▶ [Directions for this task]: Look through the data below for the string "description", and copy every line where it turns up.

▶ [Source material]:
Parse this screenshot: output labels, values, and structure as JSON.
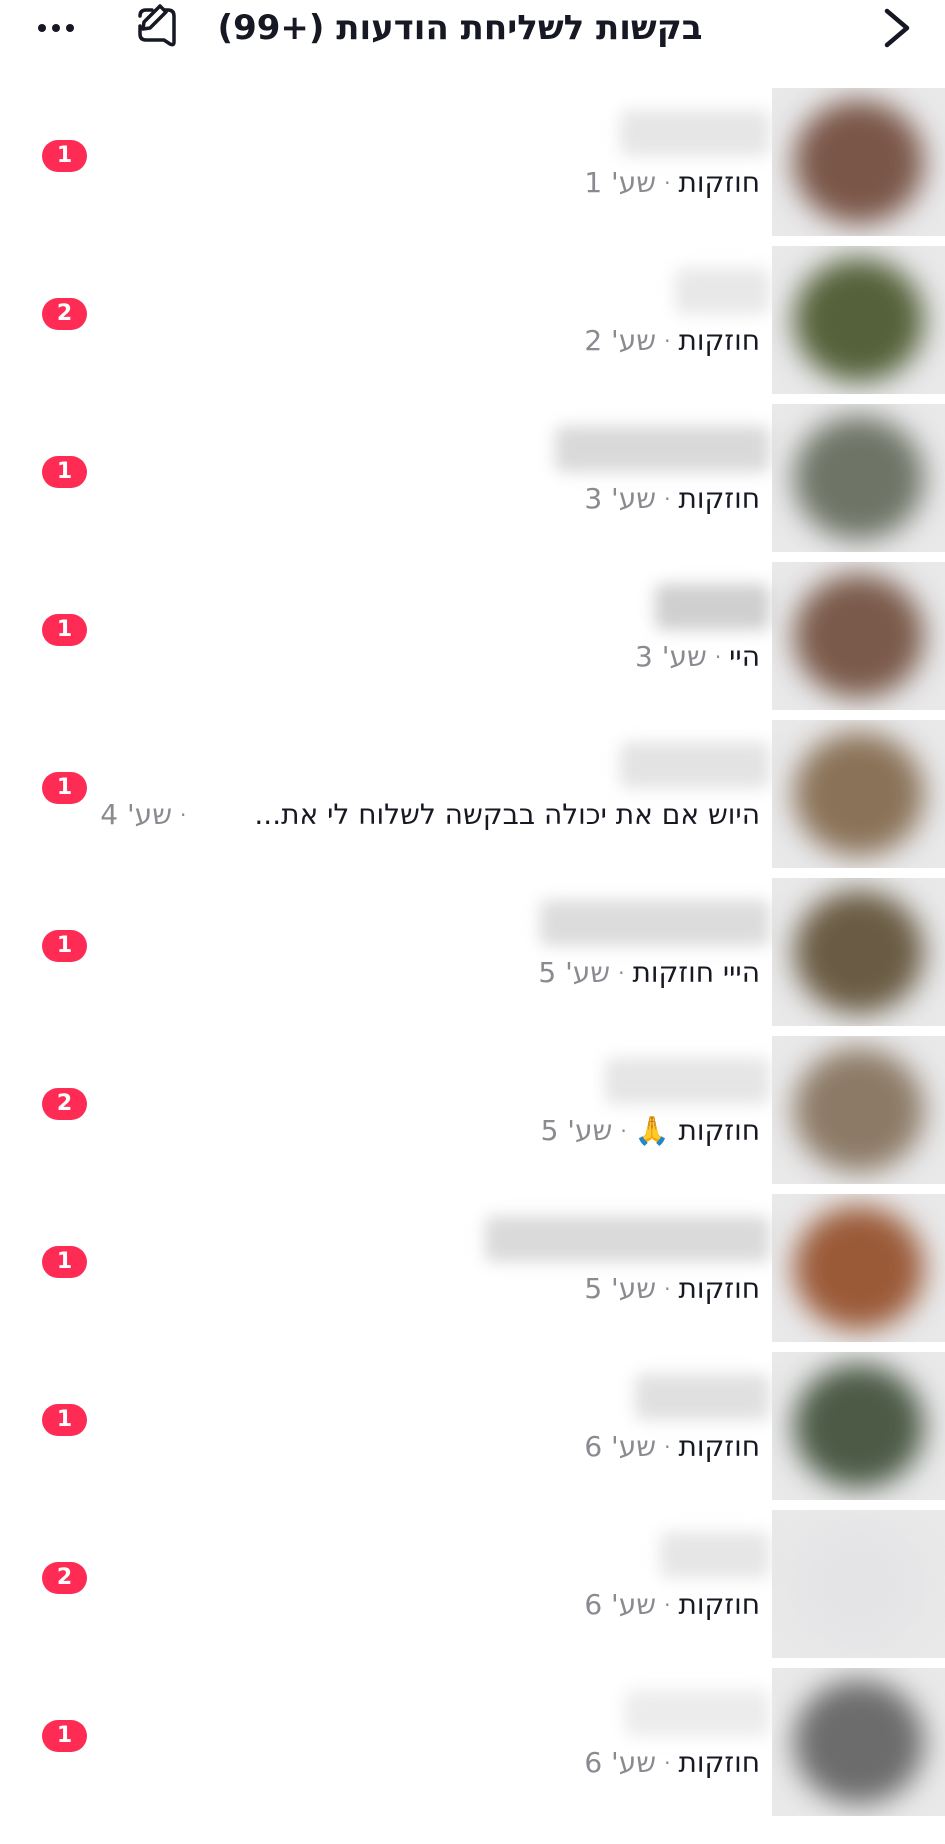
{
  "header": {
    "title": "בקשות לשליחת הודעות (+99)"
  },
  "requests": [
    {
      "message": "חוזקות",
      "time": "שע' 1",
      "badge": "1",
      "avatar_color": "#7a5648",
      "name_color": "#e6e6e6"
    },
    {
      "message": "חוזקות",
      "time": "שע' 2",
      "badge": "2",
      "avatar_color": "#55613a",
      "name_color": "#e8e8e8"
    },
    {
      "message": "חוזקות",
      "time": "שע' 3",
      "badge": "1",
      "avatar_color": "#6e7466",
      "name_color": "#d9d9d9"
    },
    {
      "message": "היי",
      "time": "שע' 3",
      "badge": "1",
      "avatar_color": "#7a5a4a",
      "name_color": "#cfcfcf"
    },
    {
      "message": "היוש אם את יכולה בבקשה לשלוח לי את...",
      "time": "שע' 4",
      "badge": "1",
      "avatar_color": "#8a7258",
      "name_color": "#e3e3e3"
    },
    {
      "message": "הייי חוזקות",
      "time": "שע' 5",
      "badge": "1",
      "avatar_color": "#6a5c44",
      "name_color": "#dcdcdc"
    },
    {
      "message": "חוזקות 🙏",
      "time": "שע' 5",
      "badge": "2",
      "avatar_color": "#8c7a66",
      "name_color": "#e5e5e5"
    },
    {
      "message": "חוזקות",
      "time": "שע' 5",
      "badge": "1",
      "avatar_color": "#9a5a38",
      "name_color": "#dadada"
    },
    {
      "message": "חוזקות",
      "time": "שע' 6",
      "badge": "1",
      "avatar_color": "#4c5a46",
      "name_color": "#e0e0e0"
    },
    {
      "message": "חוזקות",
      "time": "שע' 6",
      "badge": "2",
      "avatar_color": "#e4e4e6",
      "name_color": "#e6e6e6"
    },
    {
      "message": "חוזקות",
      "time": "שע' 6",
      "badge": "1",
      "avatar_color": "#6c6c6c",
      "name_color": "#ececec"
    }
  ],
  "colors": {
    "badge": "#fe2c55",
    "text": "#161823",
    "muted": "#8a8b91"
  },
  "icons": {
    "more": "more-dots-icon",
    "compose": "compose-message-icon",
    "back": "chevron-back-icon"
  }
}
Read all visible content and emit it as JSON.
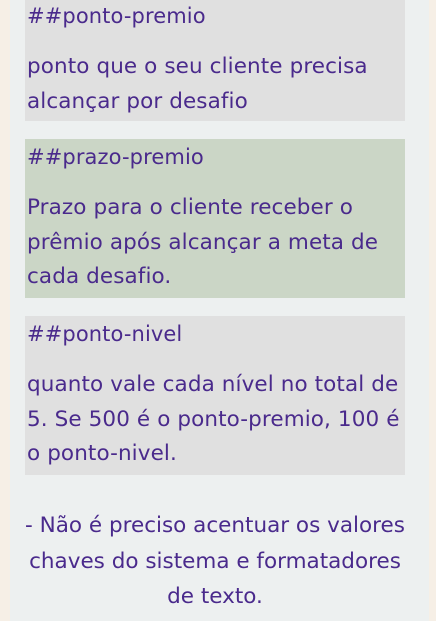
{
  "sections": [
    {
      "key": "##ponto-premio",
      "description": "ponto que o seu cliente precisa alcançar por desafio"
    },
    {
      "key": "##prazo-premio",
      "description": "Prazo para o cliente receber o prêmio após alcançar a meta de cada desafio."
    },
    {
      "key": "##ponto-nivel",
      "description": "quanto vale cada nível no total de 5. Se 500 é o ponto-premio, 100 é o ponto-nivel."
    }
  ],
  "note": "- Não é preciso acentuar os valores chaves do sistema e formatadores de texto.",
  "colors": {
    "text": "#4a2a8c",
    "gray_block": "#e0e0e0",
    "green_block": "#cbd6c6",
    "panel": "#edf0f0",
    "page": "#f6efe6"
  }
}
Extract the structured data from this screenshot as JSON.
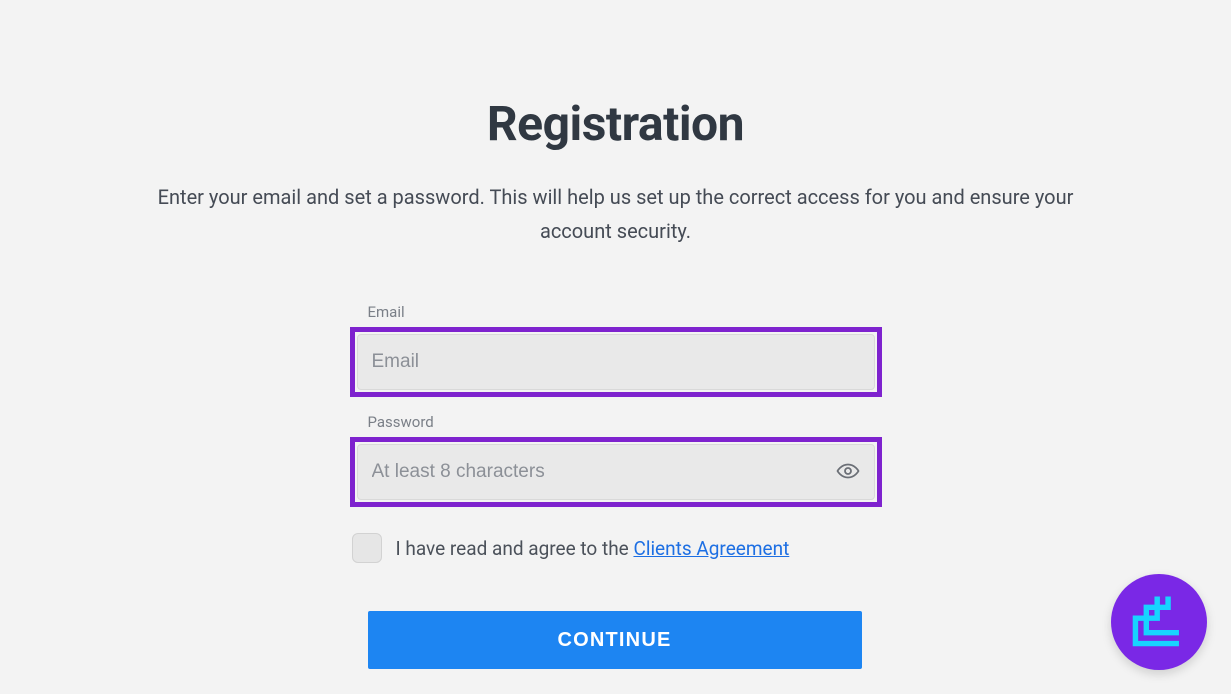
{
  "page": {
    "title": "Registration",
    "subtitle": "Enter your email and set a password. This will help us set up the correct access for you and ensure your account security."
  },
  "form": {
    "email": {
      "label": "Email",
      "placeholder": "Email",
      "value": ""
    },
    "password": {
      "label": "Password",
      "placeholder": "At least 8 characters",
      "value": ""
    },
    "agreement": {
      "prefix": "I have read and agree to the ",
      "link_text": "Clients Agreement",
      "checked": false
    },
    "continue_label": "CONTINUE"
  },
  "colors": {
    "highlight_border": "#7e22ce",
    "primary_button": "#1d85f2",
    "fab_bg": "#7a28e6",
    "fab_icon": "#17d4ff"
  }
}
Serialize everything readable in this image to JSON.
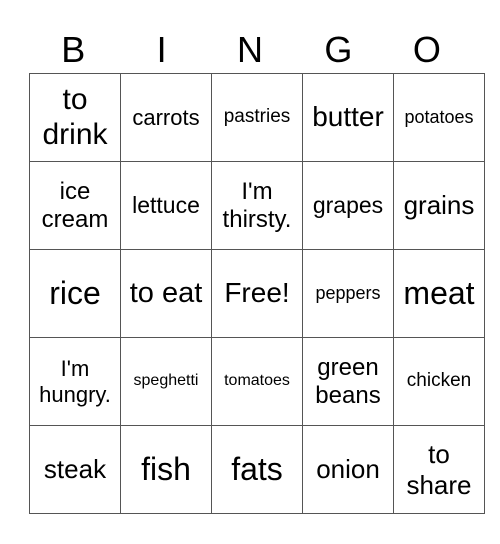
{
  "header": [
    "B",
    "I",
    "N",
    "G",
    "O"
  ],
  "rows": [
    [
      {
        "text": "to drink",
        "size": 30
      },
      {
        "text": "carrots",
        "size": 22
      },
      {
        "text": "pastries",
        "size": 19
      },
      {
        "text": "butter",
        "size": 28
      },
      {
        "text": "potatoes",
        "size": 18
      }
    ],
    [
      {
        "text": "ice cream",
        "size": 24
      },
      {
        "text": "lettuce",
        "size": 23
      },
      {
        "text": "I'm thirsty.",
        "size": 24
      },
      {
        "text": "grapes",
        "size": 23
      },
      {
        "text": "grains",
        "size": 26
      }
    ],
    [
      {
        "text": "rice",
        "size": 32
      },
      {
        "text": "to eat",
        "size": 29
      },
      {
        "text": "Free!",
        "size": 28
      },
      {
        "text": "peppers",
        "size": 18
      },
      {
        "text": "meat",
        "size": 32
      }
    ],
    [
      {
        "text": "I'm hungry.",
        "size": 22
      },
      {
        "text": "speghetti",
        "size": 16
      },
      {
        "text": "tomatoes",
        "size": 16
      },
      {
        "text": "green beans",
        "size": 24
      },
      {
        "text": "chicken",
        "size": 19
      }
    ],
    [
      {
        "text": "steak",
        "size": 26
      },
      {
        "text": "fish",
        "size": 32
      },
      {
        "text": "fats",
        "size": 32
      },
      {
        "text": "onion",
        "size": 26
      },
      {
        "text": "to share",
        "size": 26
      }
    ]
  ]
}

▶ [Reply to the task]:
      "description": "ponto que o seu cliente precisa alcançar por desafio"
      "description": "Prazo para o cliente receber o prêmio após alcançar a meta de cada desafio."
      "description": "quanto vale cada nível no total de 5. Se 500 é o ponto-premio, 100 é o ponto-nivel."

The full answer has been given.